  • PRK (photorefractive keratectomy) – in this case the epithelium is removed. Otherwise it is similar to the LASEK procedure. The epithelium eventually grows back, this time naturally into the cornea’s new shape. After the operation the patient wears a bandage contact lens for a few days. Patients may find this procedure more uncomfortable than LASEK.
  • CK (conductive keratoplasty) – uses radiofrequency energy to reshape the cornea and correct presbyopia. This procedure works by increasing the curvature of the cornea in a uniform fashion, adding more light bending power to the eye’s optical system. A small probe is placed on the edge of the cornea – the probe applies radiofrequency energy to the corneal substance, causing the cornea around the probe to slightly shrink. The probe then goes in a ring pattern around the cornea, causing local shrinking immediately next to the ring pattern. The center of the cornea becomes more steeply shaped as a result. According to The Mayo Clinic, USA, Ck results are variable.

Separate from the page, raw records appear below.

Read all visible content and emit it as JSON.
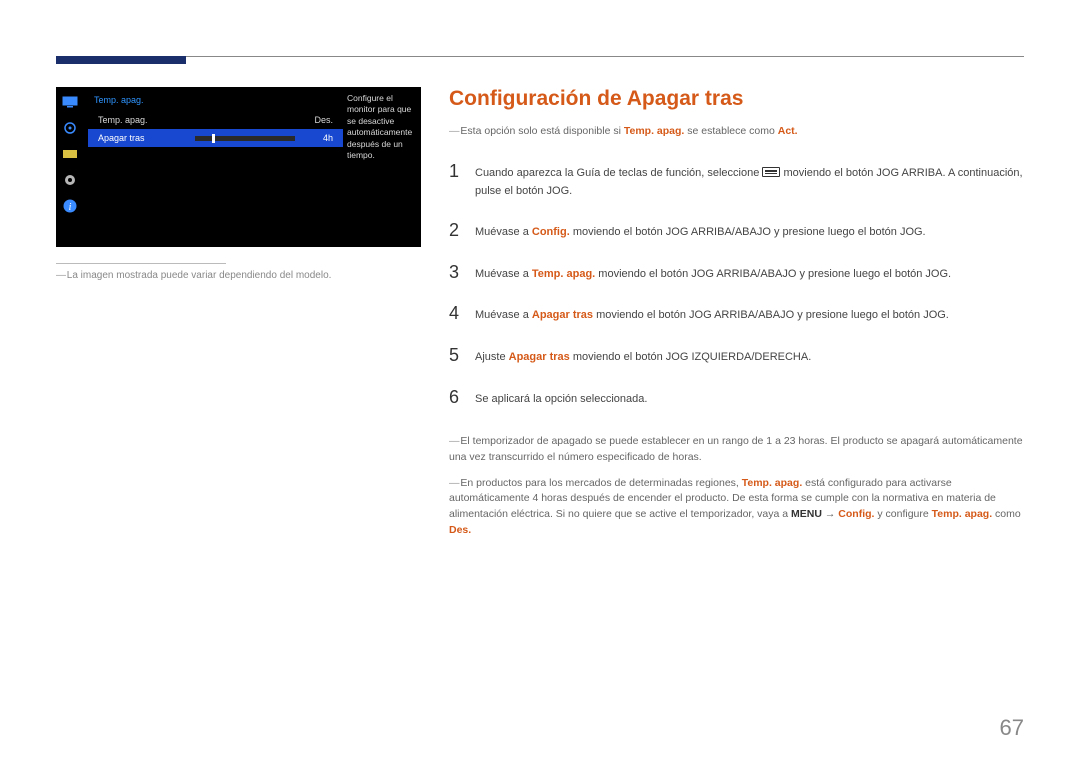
{
  "osd": {
    "header": "Temp. apag.",
    "rows": [
      {
        "label": "Temp. apag.",
        "value": "Des.",
        "selected": false,
        "has_slider": false
      },
      {
        "label": "Apagar tras",
        "value": "4h",
        "selected": true,
        "has_slider": true
      }
    ],
    "description": "Configure el monitor para que se desactive automáticamente después de un tiempo."
  },
  "caption": "La imagen mostrada puede variar dependiendo del modelo.",
  "title": "Configuración de Apagar tras",
  "note_top_pre": "Esta opción solo está disponible si ",
  "note_top_bold1": "Temp. apag.",
  "note_top_mid": " se establece como ",
  "note_top_bold2": "Act.",
  "steps": {
    "1": {
      "pre": "Cuando aparezca la Guía de teclas de función, seleccione ",
      "post": " moviendo el botón JOG ARRIBA. A continuación, pulse el botón JOG."
    },
    "2": {
      "pre": "Muévase a ",
      "bold": "Config.",
      "post": " moviendo el botón JOG ARRIBA/ABAJO y presione luego el botón JOG."
    },
    "3": {
      "pre": "Muévase a ",
      "bold": "Temp. apag.",
      "post": " moviendo el botón JOG ARRIBA/ABAJO y presione luego el botón JOG."
    },
    "4": {
      "pre": "Muévase a ",
      "bold": "Apagar tras",
      "post": " moviendo el botón JOG ARRIBA/ABAJO y presione luego el botón JOG."
    },
    "5": {
      "pre": "Ajuste ",
      "bold": "Apagar tras",
      "post": " moviendo el botón JOG IZQUIERDA/DERECHA."
    },
    "6": {
      "text": "Se aplicará la opción seleccionada."
    }
  },
  "footnote1": "El temporizador de apagado se puede establecer en un rango de 1 a 23 horas. El producto se apagará automáticamente una vez transcurrido el número especificado de horas.",
  "footnote2": {
    "a": "En productos para los mercados de determinadas regiones, ",
    "b": "Temp. apag.",
    "c": " está configurado para activarse automáticamente 4 horas después de encender el producto. De esta forma se cumple con la normativa en materia de alimentación eléctrica. Si no quiere que se active el temporizador, vaya a ",
    "d": "MENU",
    "e": "Config.",
    "f": " y configure ",
    "g": "Temp. apag.",
    "h": " como ",
    "i": "Des."
  },
  "page_number": "67"
}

Laser surgery may not be suitable for:

  • Patients with diabetes
  • Pregnant and breastfeeding women
  • Patients with weakened immune systems
  • Patients with other eye problems, such as glaucoma or cataracts

What are the risks of laser surgery?

All surgical procedures have some risks. Laser surgery may result in the following rare complications:

  • Worse post-operative vision – if the surgeon misjudges how much tissue to remove from the cornea the patient could end up with worse vision than before.
  • Epithelia in-growth – this is when the surface of the cornea starts growing into the cornea itself. This can cause vision problems and may require additional surgery.
  • Ectasia – the cornea becomes too thin. The patient’s vision becomes worse (sometimes lost completely).
  • Microbial keratitis – an infection of the cornea.

The National Institute of Clinical Excellence (NICE), a UK government body that approves National Health Service therapies, carried out a LASIK surgery study, and found that after surgery there was a:

  • 0.6% chance of a correction error
  • 1.3% chance of epithelial in-growth
  • 0.2% chance of ectasia
  • 0.16% chance of microbial keratitis

NICE adds that although LASEK and PRK data is not as comprehensive, the risk factors are thought to be similar.

What are the possible complications of hyperopia?

Hyperopia complications in adults are rare. If an adult finds the condition worsens, which is often the case with age, stronger eyeglasses or contact lenses are usually recommended to retain normal vision. Complications, when they do occur, tend to do so with children whose condition is left untreated.

  • Strabismus – the eyes are not properly aligned with each other and focus on different things. This may make it harder to judge how far away objects are from you and in relation to each other (depth perception). The other eye may become weakened, leading to amblyopia.
  • Amblyopia – one eye becomes dominant over the other, usually due to strabismus, cataracts, or some other eye condition. If a child uses mainly one eye to focus, there is a risk the other eye will gradually become weaker. If left untreated the patient may ultimately lose all vision in that eye.

Both strabismus and amblyopia are treatable. The child wears a patch over the stronger eye, encouraging the brain to take more notice of the weaker eye, making it stronger. Prescription eyeglasses may also be used to help align the eyes (so they both see the same thing at the same time). In severe cases realignment of the eyes and strengthening of the eye muscles may only be achieved with surgery.

Adults who develop hyperopia and do not get eyeglasses or contact lenses may find that their quality of life is undermined. There may also be more eyestrain, squinting, and headaches. If somebody cannot see properly there may also be safety implications.